### Data extracts

###

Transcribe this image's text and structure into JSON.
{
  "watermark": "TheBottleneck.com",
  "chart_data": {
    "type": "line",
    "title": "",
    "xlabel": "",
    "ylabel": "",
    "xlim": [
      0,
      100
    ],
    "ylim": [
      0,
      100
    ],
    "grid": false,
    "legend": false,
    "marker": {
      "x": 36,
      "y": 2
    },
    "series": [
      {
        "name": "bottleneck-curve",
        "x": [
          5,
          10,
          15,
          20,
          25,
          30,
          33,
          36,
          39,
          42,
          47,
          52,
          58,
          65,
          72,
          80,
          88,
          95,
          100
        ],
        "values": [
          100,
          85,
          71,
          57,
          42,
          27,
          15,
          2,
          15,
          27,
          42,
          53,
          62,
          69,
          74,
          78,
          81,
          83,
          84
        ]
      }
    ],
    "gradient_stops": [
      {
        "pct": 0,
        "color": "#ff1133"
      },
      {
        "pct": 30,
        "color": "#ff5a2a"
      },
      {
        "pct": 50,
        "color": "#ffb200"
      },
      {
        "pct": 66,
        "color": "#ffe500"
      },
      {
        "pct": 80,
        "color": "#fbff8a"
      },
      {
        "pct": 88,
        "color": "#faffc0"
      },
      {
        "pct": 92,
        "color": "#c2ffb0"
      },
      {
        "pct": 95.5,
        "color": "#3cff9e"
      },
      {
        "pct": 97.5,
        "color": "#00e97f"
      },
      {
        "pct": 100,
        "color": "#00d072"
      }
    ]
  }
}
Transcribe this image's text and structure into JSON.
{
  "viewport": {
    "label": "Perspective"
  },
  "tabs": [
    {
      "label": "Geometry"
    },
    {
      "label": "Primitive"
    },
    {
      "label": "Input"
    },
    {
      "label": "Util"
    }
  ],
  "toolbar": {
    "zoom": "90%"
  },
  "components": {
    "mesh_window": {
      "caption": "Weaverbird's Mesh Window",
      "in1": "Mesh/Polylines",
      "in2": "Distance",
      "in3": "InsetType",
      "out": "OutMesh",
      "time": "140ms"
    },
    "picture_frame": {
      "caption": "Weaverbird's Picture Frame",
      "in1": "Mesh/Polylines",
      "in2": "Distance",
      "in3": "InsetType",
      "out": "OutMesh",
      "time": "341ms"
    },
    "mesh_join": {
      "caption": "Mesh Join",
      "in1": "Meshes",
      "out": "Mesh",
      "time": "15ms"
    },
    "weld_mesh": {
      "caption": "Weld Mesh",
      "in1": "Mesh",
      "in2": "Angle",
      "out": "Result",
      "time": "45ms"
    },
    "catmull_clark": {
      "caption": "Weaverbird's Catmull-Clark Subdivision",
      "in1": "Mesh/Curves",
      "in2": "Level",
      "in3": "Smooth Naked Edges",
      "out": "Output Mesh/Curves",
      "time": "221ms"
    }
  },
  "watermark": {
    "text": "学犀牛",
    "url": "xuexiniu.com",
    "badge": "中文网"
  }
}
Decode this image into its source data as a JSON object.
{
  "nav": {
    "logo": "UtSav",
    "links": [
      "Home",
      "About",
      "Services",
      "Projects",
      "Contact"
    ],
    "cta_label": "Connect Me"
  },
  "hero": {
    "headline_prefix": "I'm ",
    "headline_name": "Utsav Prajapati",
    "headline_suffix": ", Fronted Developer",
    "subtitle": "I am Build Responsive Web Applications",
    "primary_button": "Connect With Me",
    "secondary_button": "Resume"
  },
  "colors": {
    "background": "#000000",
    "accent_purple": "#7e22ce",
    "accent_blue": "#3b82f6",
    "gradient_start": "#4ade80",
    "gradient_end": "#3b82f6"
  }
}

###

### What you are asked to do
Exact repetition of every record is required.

### Finished exercise
Transcribe this image's text and structure into JSON.
{
  "watermark": "TheBottleneck.com",
  "chart_data": {
    "type": "line",
    "title": "",
    "xlabel": "",
    "ylabel": "",
    "xlim": [
      0,
      100
    ],
    "ylim": [
      0,
      100
    ],
    "grid": false,
    "legend": false,
    "marker": {
      "x": 36,
      "y": 2
    },
    "series": [
      {
        "name": "bottleneck-curve",
        "x": [
          5,
          10,
          15,
          20,
          25,
          30,
          33,
          36,
          39,
          42,
          47,
          52,
          58,
          65,
          72,
          80,
          88,
          95,
          100
        ],
        "values": [
          100,
          85,
          71,
          57,
          42,
          27,
          15,
          2,
          15,
          27,
          42,
          53,
          62,
          69,
          74,
          78,
          81,
          83,
          84
        ]
      }
    ],
    "gradient_stops": [
      {
        "pct": 0,
        "color": "#ff1133"
      },
      {
        "pct": 30,
        "color": "#ff5a2a"
      },
      {
        "pct": 50,
        "color": "#ffb200"
      },
      {
        "pct": 66,
        "color": "#ffe500"
      },
      {
        "pct": 80,
        "color": "#fbff8a"
      },
      {
        "pct": 88,
        "color": "#faffc0"
      },
      {
        "pct": 92,
        "color": "#c2ffb0"
      },
      {
        "pct": 95.5,
        "color": "#3cff9e"
      },
      {
        "pct": 97.5,
        "color": "#00e97f"
      },
      {
        "pct": 100,
        "color": "#00d072"
      }
    ]
  }
}
Transcribe this image's text and structure into JSON.
{
  "viewport": {
    "label": "Perspective"
  },
  "tabs": [
    {
      "label": "Geometry"
    },
    {
      "label": "Primitive"
    },
    {
      "label": "Input"
    },
    {
      "label": "Util"
    }
  ],
  "toolbar": {
    "zoom": "90%"
  },
  "components": {
    "mesh_window": {
      "caption": "Weaverbird's Mesh Window",
      "in1": "Mesh/Polylines",
      "in2": "Distance",
      "in3": "InsetType",
      "out": "OutMesh",
      "time": "140ms"
    },
    "picture_frame": {
      "caption": "Weaverbird's Picture Frame",
      "in1": "Mesh/Polylines",
      "in2": "Distance",
      "in3": "InsetType",
      "out": "OutMesh",
      "time": "341ms"
    },
    "mesh_join": {
      "caption": "Mesh Join",
      "in1": "Meshes",
      "out": "Mesh",
      "time": "15ms"
    },
    "weld_mesh": {
      "caption": "Weld Mesh",
      "in1": "Mesh",
      "in2": "Angle",
      "out": "Result",
      "time": "45ms"
    },
    "catmull_clark": {
      "caption": "Weaverbird's Catmull-Clark Subdivision",
      "in1": "Mesh/Curves",
      "in2": "Level",
      "in3": "Smooth Naked Edges",
      "out": "Output Mesh/Curves",
      "time": "221ms"
    }
  },
  "watermark": {
    "text": "学犀牛",
    "url": "xuexiniu.com",
    "badge": "中文网"
  }
}
Decode this image into its source data as a JSON object.
{
  "nav": {
    "logo": "UtSav",
    "links": [
      "Home",
      "About",
      "Services",
      "Projects",
      "Contact"
    ],
    "cta_label": "Connect Me"
  },
  "hero": {
    "headline_prefix": "I'm ",
    "headline_name": "Utsav Prajapati",
    "headline_suffix": ", Fronted Developer",
    "subtitle": "I am Build Responsive Web Applications",
    "primary_button": "Connect With Me",
    "secondary_button": "Resume"
  },
  "colors": {
    "background": "#000000",
    "accent_purple": "#7e22ce",
    "accent_blue": "#3b82f6",
    "gradient_start": "#4ade80",
    "gradient_end": "#3b82f6"
  }
}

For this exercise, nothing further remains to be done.